“The guys trust me and respect my abilities as a handler just like I do all of them,” Bourque said. “Here it’s about the work you put in and the final product you can produce.”

Along with her professional life, Bourque is married and balances a relationship while serving as an Airman.

“With my job I travel a lot,” Bourque added. “That is one of the biggest challenges while serving and having a spouse. My family time is huge to me so being separated can be hard. She understands my job and its requirements though, so she never makes a fuss of it. We’ve been married going on two years this coming November.”

The partnership Atila and Bourque share has been a journey with its own unique set of challenges. Canines, like humans, have their own personalities and it can take time for a working dogs to get used to a new handler.

“Atila and I bumped heads when I was first assigned to him,” Bourque said. “He quickly proved to be one of the more difficult dogs I’ve handled. Eventually though, he started to warm up to me and our bond started to grow. We are becoming a more cohesive team every day.”

Bourque said for her personal goals she’d like to eventually open her own gym and finish her degree.

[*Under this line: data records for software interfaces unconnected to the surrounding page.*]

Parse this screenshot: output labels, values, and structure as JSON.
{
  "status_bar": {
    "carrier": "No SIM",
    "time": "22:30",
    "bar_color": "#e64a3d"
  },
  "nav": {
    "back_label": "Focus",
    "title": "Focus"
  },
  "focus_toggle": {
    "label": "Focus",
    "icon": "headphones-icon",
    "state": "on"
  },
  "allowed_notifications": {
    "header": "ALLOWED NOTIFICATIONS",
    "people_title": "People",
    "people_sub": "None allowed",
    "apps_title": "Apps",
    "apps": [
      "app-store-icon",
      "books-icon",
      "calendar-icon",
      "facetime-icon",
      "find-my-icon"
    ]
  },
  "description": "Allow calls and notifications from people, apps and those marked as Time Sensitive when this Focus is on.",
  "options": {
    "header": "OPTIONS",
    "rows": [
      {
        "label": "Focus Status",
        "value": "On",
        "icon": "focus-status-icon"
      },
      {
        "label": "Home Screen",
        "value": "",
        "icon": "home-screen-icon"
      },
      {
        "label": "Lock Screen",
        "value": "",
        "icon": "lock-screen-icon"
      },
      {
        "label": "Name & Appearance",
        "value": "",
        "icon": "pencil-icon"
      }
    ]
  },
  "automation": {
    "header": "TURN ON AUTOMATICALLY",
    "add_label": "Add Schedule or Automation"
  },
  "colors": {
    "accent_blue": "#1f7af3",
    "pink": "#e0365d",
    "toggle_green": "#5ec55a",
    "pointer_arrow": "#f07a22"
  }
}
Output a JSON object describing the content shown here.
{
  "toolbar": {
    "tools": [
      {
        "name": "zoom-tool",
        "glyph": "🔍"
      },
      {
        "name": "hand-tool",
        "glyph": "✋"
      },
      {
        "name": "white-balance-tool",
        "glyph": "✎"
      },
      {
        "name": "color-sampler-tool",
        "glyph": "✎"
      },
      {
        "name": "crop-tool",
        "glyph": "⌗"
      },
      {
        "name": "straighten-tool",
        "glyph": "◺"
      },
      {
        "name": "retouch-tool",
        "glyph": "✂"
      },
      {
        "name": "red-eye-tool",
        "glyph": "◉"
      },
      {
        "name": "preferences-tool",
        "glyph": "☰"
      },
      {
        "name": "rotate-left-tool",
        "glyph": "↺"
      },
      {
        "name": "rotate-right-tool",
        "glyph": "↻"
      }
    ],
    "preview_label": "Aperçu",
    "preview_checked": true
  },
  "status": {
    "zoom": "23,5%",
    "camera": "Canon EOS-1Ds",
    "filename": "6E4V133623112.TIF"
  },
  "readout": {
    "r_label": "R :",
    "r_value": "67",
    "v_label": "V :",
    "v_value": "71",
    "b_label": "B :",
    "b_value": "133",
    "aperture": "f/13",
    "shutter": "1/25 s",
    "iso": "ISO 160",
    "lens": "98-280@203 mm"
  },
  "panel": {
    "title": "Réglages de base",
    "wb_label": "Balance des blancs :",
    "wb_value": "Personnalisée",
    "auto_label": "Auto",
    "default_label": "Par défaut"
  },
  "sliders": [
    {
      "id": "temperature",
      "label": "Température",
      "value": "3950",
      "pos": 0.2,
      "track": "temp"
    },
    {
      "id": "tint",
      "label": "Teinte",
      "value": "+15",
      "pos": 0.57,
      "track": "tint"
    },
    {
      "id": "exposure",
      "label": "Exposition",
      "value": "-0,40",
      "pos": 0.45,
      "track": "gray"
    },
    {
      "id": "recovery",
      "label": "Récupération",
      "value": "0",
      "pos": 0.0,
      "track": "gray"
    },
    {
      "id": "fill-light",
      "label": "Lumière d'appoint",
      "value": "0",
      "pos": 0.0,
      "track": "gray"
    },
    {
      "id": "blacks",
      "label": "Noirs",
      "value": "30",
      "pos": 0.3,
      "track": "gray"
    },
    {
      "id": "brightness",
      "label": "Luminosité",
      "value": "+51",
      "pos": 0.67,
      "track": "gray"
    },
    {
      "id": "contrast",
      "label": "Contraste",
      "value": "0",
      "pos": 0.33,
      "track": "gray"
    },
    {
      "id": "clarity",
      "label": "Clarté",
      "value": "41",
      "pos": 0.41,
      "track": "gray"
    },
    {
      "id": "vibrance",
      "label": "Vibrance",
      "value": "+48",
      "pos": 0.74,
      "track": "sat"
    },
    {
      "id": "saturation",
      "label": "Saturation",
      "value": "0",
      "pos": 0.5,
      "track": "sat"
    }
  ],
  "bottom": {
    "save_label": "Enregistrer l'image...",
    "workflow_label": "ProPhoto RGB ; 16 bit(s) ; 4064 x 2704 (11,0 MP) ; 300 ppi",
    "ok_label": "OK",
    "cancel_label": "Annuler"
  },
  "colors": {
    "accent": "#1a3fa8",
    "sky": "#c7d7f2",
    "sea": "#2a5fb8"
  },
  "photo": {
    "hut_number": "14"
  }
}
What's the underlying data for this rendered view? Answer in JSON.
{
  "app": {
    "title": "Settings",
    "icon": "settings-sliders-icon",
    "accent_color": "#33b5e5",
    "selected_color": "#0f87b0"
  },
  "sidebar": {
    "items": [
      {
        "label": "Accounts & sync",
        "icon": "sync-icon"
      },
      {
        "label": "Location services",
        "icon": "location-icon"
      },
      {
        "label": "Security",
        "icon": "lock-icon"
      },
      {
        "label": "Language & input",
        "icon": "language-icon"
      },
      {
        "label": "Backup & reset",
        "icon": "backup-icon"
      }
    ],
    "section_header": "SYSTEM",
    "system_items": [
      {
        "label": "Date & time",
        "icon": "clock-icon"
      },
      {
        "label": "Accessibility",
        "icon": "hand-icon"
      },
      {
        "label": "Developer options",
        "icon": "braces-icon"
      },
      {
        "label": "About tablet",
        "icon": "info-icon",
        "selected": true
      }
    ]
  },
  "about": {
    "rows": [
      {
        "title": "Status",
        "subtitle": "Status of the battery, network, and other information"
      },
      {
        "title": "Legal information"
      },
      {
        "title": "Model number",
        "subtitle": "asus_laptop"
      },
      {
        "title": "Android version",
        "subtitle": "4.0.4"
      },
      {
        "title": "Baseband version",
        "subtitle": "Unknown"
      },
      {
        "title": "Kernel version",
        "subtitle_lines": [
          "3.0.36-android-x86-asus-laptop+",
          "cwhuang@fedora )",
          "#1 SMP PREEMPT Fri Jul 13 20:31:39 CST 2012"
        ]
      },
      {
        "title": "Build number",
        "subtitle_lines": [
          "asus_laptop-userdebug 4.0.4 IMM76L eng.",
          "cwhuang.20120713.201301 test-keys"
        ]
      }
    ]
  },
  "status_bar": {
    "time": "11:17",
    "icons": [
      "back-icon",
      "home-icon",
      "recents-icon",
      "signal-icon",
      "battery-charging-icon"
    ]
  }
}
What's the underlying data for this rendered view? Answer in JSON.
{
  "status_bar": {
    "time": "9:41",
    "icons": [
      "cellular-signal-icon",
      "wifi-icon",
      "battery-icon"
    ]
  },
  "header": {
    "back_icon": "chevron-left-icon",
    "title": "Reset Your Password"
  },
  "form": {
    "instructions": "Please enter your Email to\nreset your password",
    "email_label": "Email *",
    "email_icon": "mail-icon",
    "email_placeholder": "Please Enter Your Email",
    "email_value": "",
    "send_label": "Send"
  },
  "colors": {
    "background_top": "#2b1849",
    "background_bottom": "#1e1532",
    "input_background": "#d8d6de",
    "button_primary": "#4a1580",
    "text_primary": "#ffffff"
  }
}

She also said that she wishes to continue to work in the K-9 career field and grow as a handler.

“I’d really like to become a trainer and guide other handlers,” Bourque said. “I’d also like to advance Atila in his training, since one of us can’t grow without the other. The reason I love being around these dogs is because I know that I impact their lives just as much as they do mine on a daily basis.”

Because of her dedication and enthusiasm on the job, Bourque was given the opportunity to show Col. Michael Hernandez, 325th Fighter Wing commander, what it is like to be a military working dog handler. She was able to give him an idea of what it’s like to be a handler at Tyndall and how they would respond to various law enforcement scenarios that could occur on a military installation.